With the string "JSON" as the filter, copy each matching line from the records.

[Items from a dataset]
* * * * * * *
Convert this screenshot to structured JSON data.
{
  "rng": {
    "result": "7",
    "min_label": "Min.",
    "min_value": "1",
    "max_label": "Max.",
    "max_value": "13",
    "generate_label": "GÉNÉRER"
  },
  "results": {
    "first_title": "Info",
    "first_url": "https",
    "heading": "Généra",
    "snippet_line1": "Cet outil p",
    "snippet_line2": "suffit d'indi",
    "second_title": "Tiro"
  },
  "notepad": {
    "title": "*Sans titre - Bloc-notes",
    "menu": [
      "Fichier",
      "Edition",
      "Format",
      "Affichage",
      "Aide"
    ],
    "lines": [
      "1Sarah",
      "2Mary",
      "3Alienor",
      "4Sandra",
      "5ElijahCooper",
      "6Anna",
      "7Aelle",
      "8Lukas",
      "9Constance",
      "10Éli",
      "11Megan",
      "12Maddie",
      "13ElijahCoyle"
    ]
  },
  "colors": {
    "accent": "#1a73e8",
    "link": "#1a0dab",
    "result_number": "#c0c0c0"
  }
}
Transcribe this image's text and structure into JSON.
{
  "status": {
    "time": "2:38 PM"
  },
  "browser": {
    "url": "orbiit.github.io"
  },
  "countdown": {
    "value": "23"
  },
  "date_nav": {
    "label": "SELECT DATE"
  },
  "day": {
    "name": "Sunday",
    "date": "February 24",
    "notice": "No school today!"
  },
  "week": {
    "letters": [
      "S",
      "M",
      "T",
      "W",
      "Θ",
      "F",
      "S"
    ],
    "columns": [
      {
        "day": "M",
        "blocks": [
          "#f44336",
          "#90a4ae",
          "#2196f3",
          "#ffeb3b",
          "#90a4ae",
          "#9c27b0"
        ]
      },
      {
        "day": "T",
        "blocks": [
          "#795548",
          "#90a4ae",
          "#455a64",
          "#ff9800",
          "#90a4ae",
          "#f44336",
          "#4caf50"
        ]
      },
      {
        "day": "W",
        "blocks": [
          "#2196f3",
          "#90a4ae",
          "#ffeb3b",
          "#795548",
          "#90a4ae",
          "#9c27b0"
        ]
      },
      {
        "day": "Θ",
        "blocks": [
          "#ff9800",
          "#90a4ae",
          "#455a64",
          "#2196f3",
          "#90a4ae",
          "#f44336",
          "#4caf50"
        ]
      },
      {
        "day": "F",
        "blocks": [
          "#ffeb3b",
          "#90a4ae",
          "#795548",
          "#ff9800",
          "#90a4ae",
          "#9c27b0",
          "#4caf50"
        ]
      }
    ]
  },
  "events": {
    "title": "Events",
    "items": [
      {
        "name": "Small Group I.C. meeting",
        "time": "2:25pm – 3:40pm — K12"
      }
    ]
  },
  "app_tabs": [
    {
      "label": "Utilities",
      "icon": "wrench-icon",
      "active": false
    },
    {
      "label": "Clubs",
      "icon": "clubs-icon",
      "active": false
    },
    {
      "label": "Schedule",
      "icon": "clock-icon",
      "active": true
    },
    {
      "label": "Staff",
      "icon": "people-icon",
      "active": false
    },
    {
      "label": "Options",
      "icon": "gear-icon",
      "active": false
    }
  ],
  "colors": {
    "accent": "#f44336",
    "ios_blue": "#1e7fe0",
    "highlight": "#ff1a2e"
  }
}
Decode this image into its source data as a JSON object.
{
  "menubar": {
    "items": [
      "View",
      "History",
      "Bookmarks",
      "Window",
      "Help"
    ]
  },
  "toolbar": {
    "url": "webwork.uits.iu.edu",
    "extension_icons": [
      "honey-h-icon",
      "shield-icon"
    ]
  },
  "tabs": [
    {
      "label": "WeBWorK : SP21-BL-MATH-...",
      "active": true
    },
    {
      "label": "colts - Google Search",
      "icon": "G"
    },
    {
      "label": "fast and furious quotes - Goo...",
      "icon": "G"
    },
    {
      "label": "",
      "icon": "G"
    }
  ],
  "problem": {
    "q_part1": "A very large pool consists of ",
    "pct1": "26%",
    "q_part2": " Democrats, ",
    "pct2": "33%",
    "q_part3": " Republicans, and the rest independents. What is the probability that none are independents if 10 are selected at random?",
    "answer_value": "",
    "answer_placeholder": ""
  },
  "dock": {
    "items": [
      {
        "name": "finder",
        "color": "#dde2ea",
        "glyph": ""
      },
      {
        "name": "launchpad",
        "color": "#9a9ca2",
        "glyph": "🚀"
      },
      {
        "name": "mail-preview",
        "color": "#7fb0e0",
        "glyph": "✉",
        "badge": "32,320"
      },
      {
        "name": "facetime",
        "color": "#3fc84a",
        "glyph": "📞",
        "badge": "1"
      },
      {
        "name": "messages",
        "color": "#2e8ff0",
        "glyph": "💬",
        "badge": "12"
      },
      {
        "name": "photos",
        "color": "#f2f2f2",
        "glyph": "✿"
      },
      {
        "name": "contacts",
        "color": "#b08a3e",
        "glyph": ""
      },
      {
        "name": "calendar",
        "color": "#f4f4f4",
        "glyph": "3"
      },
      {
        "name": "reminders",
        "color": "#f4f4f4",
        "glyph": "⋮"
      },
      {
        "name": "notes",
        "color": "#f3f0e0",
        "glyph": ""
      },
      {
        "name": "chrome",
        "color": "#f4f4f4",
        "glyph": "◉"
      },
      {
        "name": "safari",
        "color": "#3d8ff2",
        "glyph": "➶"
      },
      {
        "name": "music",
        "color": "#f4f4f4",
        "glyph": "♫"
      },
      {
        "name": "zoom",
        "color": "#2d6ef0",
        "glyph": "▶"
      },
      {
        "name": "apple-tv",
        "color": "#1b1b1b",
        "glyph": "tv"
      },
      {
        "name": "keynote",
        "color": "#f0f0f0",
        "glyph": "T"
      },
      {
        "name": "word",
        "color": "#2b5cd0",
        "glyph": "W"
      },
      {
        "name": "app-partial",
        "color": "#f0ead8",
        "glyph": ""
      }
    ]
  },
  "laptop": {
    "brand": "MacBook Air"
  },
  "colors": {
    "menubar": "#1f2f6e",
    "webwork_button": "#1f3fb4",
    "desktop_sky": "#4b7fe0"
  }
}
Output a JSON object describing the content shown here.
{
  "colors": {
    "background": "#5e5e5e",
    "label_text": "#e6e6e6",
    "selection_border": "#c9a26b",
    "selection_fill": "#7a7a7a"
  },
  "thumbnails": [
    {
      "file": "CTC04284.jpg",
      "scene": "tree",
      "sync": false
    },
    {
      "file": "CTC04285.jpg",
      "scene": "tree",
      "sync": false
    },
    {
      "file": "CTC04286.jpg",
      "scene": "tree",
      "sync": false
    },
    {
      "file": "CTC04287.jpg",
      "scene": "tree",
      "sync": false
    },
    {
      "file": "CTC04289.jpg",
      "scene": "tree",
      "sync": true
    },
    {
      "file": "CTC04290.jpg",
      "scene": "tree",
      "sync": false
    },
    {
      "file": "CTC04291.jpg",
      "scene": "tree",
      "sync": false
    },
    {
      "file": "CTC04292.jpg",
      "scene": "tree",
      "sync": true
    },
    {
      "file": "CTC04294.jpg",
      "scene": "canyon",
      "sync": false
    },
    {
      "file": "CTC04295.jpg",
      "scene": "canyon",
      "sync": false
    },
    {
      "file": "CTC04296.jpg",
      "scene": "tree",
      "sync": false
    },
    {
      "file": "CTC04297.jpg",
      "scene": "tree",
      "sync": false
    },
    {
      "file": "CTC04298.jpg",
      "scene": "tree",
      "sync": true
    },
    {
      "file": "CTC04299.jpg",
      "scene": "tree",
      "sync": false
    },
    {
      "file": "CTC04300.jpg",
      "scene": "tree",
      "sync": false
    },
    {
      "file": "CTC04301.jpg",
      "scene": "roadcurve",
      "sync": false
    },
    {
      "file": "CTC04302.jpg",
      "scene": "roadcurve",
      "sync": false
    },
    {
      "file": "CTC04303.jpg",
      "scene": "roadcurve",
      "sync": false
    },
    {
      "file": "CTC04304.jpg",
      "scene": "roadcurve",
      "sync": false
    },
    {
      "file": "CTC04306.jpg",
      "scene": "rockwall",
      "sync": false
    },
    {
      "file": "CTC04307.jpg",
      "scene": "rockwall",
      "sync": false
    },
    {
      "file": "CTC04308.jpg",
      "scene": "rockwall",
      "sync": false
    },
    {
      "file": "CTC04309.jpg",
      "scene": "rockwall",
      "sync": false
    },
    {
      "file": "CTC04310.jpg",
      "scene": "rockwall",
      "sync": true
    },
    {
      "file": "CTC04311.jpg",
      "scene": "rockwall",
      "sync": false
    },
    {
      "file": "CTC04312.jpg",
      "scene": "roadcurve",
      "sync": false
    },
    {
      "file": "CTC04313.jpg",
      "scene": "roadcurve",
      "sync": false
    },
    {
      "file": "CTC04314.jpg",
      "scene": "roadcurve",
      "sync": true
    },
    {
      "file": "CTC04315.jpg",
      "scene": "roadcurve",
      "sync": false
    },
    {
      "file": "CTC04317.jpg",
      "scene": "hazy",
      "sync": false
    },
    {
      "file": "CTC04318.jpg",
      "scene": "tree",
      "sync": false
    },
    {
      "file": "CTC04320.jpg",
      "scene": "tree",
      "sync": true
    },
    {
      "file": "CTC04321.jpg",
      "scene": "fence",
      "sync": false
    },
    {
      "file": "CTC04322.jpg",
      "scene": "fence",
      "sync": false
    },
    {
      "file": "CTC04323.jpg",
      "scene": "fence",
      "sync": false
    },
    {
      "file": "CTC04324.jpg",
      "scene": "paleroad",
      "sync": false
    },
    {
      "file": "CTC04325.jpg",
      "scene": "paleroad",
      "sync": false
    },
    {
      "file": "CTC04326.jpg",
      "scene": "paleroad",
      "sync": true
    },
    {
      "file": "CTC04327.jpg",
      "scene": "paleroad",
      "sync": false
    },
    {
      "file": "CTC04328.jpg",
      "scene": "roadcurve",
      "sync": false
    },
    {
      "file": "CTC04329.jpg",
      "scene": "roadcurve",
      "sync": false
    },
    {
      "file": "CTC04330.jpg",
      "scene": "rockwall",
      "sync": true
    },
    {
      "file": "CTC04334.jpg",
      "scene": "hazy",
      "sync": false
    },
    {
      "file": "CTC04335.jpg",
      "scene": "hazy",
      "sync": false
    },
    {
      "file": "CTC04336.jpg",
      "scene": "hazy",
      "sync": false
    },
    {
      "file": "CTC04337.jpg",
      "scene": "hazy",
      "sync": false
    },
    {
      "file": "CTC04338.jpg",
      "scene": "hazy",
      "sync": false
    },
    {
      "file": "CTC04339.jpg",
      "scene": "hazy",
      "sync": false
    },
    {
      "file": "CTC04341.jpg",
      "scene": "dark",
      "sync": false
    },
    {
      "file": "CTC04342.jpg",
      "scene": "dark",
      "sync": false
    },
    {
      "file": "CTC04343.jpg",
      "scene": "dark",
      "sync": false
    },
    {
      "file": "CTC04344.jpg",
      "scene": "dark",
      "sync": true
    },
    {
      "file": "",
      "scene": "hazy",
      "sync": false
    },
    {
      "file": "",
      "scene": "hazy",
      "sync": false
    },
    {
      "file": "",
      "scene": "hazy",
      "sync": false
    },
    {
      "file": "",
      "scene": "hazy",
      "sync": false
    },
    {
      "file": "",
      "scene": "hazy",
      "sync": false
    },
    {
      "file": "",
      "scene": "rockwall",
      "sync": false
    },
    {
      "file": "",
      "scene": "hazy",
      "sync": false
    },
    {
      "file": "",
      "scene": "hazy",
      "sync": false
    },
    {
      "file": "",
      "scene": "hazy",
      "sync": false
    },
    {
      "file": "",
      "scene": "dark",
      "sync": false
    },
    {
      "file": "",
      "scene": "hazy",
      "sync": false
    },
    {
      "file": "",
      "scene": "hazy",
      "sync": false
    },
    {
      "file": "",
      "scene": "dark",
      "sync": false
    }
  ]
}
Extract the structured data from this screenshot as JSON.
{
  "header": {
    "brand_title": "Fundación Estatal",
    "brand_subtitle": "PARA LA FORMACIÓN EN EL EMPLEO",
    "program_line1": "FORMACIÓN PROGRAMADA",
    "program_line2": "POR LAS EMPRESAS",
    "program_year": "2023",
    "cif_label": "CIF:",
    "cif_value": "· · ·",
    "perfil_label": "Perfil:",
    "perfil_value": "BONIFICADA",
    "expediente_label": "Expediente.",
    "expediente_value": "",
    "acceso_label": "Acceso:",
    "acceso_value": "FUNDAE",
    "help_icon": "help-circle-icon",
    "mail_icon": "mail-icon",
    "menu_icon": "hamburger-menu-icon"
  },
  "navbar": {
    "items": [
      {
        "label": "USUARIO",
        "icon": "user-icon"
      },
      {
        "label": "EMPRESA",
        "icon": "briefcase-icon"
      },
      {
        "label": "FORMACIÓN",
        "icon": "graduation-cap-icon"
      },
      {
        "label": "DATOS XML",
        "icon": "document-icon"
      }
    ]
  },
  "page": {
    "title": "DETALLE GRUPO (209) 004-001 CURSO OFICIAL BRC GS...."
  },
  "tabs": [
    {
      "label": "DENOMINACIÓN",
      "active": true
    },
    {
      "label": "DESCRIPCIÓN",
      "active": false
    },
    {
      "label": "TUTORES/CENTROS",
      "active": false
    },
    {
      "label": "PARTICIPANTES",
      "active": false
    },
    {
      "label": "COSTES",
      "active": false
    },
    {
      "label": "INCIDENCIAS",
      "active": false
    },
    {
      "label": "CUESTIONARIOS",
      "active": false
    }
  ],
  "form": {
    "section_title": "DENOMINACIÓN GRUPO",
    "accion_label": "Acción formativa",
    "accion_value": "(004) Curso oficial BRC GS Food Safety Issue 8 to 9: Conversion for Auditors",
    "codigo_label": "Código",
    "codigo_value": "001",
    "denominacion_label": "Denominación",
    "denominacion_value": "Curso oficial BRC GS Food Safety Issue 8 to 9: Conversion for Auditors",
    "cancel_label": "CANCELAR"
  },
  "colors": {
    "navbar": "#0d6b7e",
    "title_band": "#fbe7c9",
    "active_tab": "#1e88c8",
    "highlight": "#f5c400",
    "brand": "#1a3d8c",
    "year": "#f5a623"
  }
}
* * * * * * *
ANSWER BOX >>
Convert this screenshot to structured JSON data.
Transcribe this image's text and structure into JSON.
Decode this image into its source data as a JSON object.
Output a JSON object describing the content shown here.
Extract the structured data from this screenshot as JSON.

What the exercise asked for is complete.